Sunday, October 9, 2011
My Parisian Food Tour...Sa Bonne
As you all know, my recent travels to France, Germany and the UK have certainly brought on some exciting food adventures. One particular one I wanted to highlight here was the Gourmet French Food tour I took of the Latin Quarter. It stands as one of the big highlights of my weekend there, as I got a glimpse of the local food scene from the perspective of a local.
When I arrived in Paris for work, I knew I had to get business out of the way during the week, but the weekend was for fun and exploration. I craved to uncover the amazing eats this city had to offer, but very much like in NY, you have to know where to find the good stuff.
I perused the web for interesting (and last minute) food programs and found this really neat sounding walking tour on Classic French Food on viator.com. This site offers many other tours besides food related ones, and I ended up booking another bike tour of the city later that weekend. But back to the food...
Easy instructions led me to the Latin Quarter in Paris, not far from the St. Germain neighborhood where we met our tour guide, Yves. We took a few minutes to get acquainted with the group, which consisted of a healthy mix of Europeans and Americans. You could pick the latter out without much effort, and even though they played up the stereotype pretty well, they were a sweet, older couple who seemed to be genuinely enjoying themselves.
After the pleasantries, we were off to explore the amazing world of French food, starting with the open food market near the Maubert/Mutualite metro stop. After that, we strolled to about 4 or 5 different places of interest for food and also saw some really cool architectural sights and a few secret hidden gems that only our tour guide knew about. The whole thing was quite cool, and I'd highly suggest it if you're curious about not only French food but also culture.
I couldn't be happier with our guide, Yves. He was charismatic, intelligent and so so passionate about Paris and all the amazing things it had to offer. It was obvious he had a deep appreciation for food, but I think he also genuinely enjoyed showing us those secret little nuggets of Paris that only a true Parisian would know about.

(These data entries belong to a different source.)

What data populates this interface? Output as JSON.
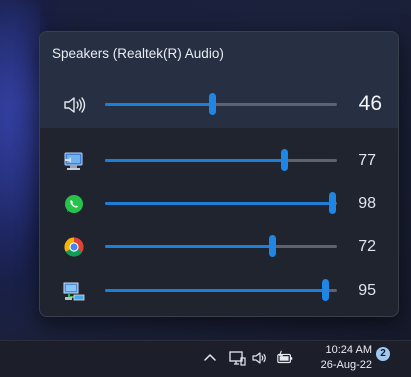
{
  "flyout": {
    "device_name": "Speakers (Realtek(R) Audio)",
    "master": {
      "icon": "speaker-volume-icon",
      "level": 46,
      "value": "46"
    },
    "apps": [
      {
        "icon": "system-sounds-icon",
        "level": 77,
        "value": "77"
      },
      {
        "icon": "whatsapp-icon",
        "level": 98,
        "value": "98"
      },
      {
        "icon": "chrome-icon",
        "level": 72,
        "value": "72"
      },
      {
        "icon": "network-app-icon",
        "level": 95,
        "value": "95"
      }
    ]
  },
  "taskbar": {
    "tray_icons": [
      "chevron-up-icon",
      "network-icon",
      "speaker-icon",
      "battery-charging-icon"
    ],
    "time": "10:24 AM",
    "date": "26-Aug-22",
    "notification_count": "2"
  },
  "colors": {
    "accent": "#1f86e4",
    "flyout_bg": "#20242f",
    "header_bg": "#263042",
    "track": "#5d6270"
  }
}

In fact, I liked the tour so much that I joined him later that day for another tour of Montmartre, a beautiful part of Paris known for the breathtaking Sacre Coeur church and the Moulin Rouge of course.
The star ingredient of this tour was no doubt the food. We hit up the open market, which was small yet lovely, with tons of fresh produce, some of which you see showcased in the above pictures. Yves explained that while some of the produce was locally grown, not all of it fell into this category, and it was obvious by looking at the prices. The fact that Yves paid about 6 Euro for a pint of gorgeous (but not local) raspberries was astounding. $8 for raspberries...you gotta be kidding me!

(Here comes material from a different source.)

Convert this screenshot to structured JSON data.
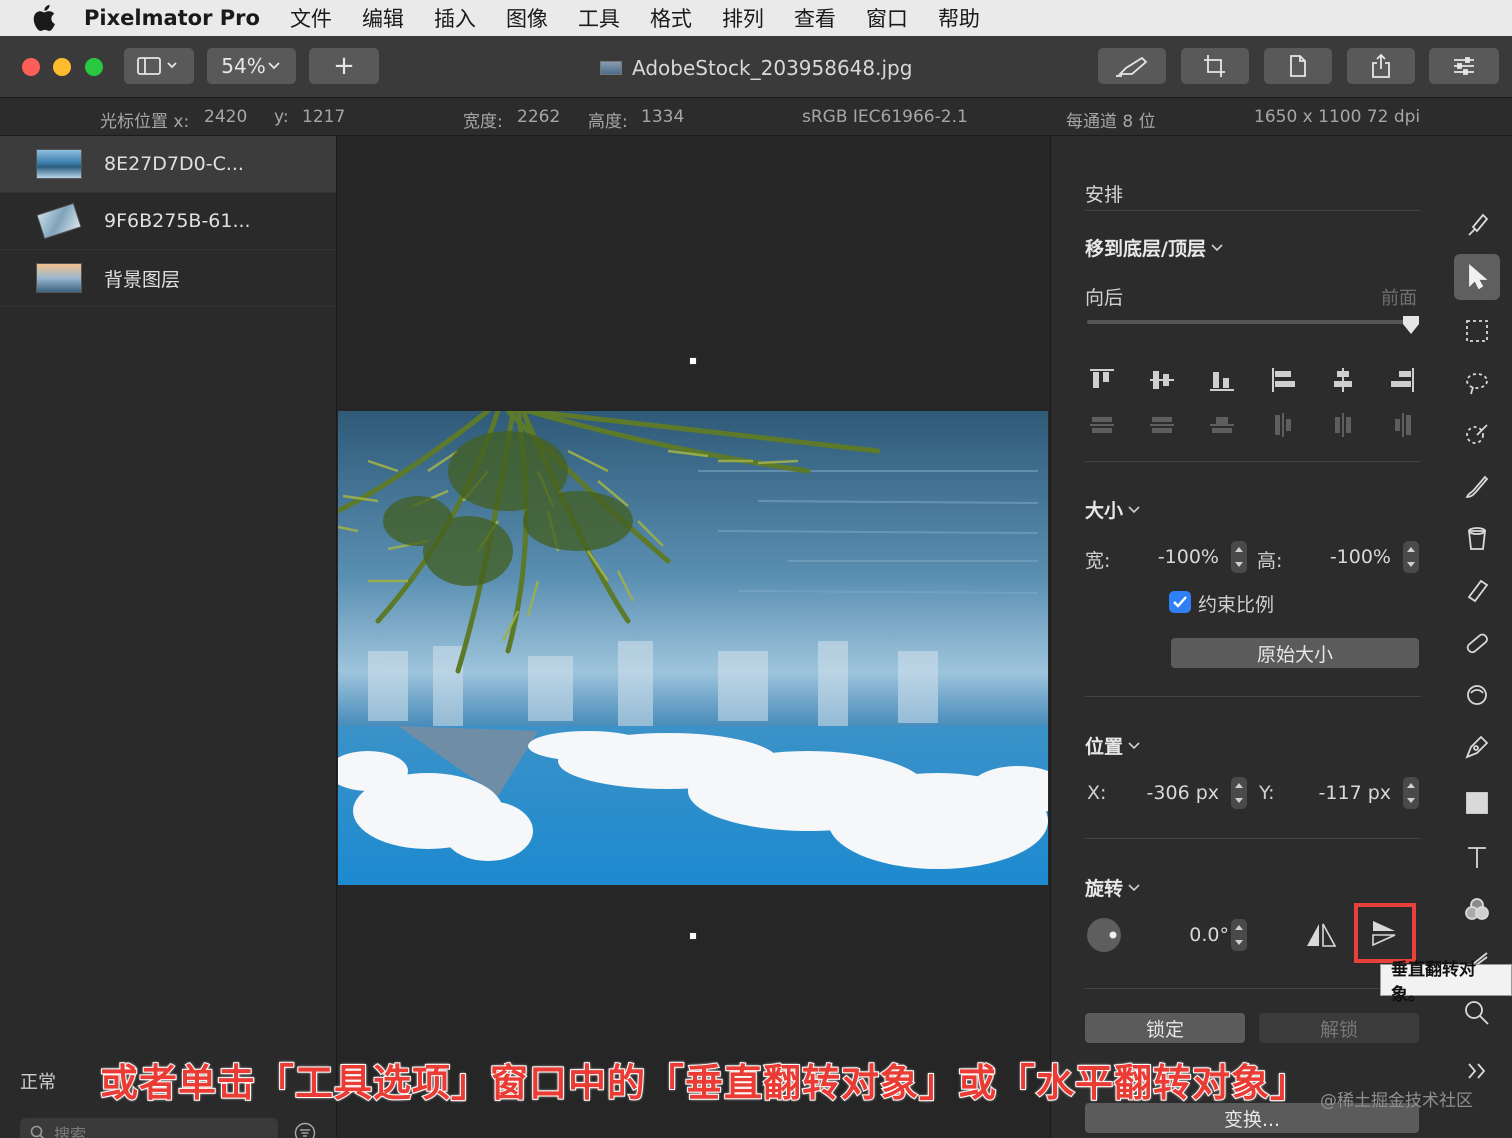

A very cool food artisan that Yves introduced us to was the saucisson man - yep, that would be the sausage man. The variety of cured sausages he displayed in his booth was just amazing, and we got to taste a lot of different varieties. One in particular that stole my tastebuds was the fig thyme that had a little hint of sweetness at the finish and an overall sophisticated flavor. I've never tasted anything like it and was only regretful I couldn't bring some home.
We also visited a beautiful little coffee shop that brews their own coffee and grinds the beans in this big, old fashioned pressure grinder. It was just wild to see, and the end result was fantastic. I had a cafe Americano, which smelled and tasted divine - it was strong and fragrant and really didn't need much of anything including milk, because the intense flavor was just too good to dilute.
The main highlight of the tour however was at the end, when we got to do a cheese and foie gras tasting. Yves took us to Pierre Champion, a foie gras shop, where we got to taste wonderful duck foie on some really amazing crusty dark bread that we picked up along the way. As for the cheese, we got this just a few doors down at Androuet, where we helped ourselves to a sampling of both hard and soft cheeses out of which the comte (a hard cheese with a slightly sweet finish), and the goat (tangy, creamy and earthy) were some my favorites.
Considering how rich in taste, culture and fulfillment this tour was, the price of 90 Euro was more than worth it. I met some lovely people, tasted amazing food and immersed myself in French culture. Tres magnifique!
To try this tour our on your own next time you're in Paris, visit Viator.com